Faurecia, 71.5 percent owned by manufacturer PSA Peugeot Citroen, wielded cost cuts to almost double net profit, and raised its sales forecast for the full year thanks to a stronger-than-expected European car market.
Valeo posted higher first-half profits on Thursday and pleased the market with a return to underlying sales growth after several quarters of falling revenues. It said lucrative new orders would bolster revenue growth, excluding acquisitions and exchange rate swings, by five percent in 2005.
The chiefs of both companies, who have slashed costs to restore profitability in recent years, said they aimed to keep swelling their operating margins this year, but cautioned high costs of raw material, particularly steel, would make life tougher in the second half.
"The Faurecia results are better than forecast and the sales target is more upbeat, mainly because the market has recovered more than expected," said Patrice Solaro at Kepler Equities, Another Paris-based analyst said Valeo's return to underlying sales growth in the second quarter was "a nice surprise".

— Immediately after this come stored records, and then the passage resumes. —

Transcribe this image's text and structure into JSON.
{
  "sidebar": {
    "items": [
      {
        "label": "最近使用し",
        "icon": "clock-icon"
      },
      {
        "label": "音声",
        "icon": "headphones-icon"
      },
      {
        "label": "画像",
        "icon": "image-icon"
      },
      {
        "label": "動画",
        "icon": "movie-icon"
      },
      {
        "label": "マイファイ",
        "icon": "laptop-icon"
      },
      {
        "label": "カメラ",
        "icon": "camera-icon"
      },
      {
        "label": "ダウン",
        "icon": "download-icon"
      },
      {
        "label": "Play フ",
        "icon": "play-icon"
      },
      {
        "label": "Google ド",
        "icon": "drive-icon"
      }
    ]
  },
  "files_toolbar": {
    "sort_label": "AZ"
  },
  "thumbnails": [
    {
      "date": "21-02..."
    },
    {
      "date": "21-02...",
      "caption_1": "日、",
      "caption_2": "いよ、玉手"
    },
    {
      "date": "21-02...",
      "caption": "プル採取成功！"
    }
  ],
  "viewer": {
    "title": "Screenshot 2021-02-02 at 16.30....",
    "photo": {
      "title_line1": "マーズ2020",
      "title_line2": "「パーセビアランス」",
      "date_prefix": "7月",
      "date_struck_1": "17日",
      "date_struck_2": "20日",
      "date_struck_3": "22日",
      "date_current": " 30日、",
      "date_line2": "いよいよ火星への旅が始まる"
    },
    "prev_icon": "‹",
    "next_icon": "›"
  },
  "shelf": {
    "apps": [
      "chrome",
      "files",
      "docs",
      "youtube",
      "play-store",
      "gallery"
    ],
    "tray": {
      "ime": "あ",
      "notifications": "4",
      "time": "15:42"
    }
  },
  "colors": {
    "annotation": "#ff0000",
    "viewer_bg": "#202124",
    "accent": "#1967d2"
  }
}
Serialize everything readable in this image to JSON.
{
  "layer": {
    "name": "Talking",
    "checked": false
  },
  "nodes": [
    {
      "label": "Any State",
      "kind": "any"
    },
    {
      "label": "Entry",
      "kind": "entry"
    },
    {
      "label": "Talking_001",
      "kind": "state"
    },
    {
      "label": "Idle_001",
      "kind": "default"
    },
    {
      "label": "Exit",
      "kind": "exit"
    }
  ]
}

But they both said high raw-material costs were a worry, with Faurecia Chairman Pierre Levi predicting they would lop "several tens of millions of euros" off operating profit this year, and Valeo's Thierry Morin said prices would remain high for another 12 months.
"The blue note is the rise in raw-material prices which could make improving margins in the second half more difficult," said one Paris-based analyst.
CAR MARKET RECOVERS
Faurecia said net profit in the six months to the end of June totalled 31.9 million euros ($39.12 million) versus 16.2 million a year earlier. Operating income rose to 200.9 million euros from 161.3 million and sales climbed 5.3 percent to 5.521 billion euros.
Faurecia also confirmed it aimed to improve its sales and operating margin in the second half versus 2003, even though it expected car production to be close to last year's.
"We are expecting growth close to zero, although that said, production in recent months has been good so perhaps we'll get a pleasant surprise," Levi told a news conference.
Total car sales in Western Europe stumbled 1.3 percent lower last year as motorists worried by a weak economy kept a close eye on their wallets, but demand has started to pick up this year and many experts expect a clear upturn in the second half.
Suppliers like Faurecia and Valeo have suffered in recent years as car makers battling sluggish markets and cut-throat competition try to save cash by paying less for parts. Both swung into the red and have been forced to slash costs.
Valeo, which is winding up a two-year revamp and is now on the prowl for acquisitions to bolster its sales, said it hopes to make a purchase in the electronic sector this year.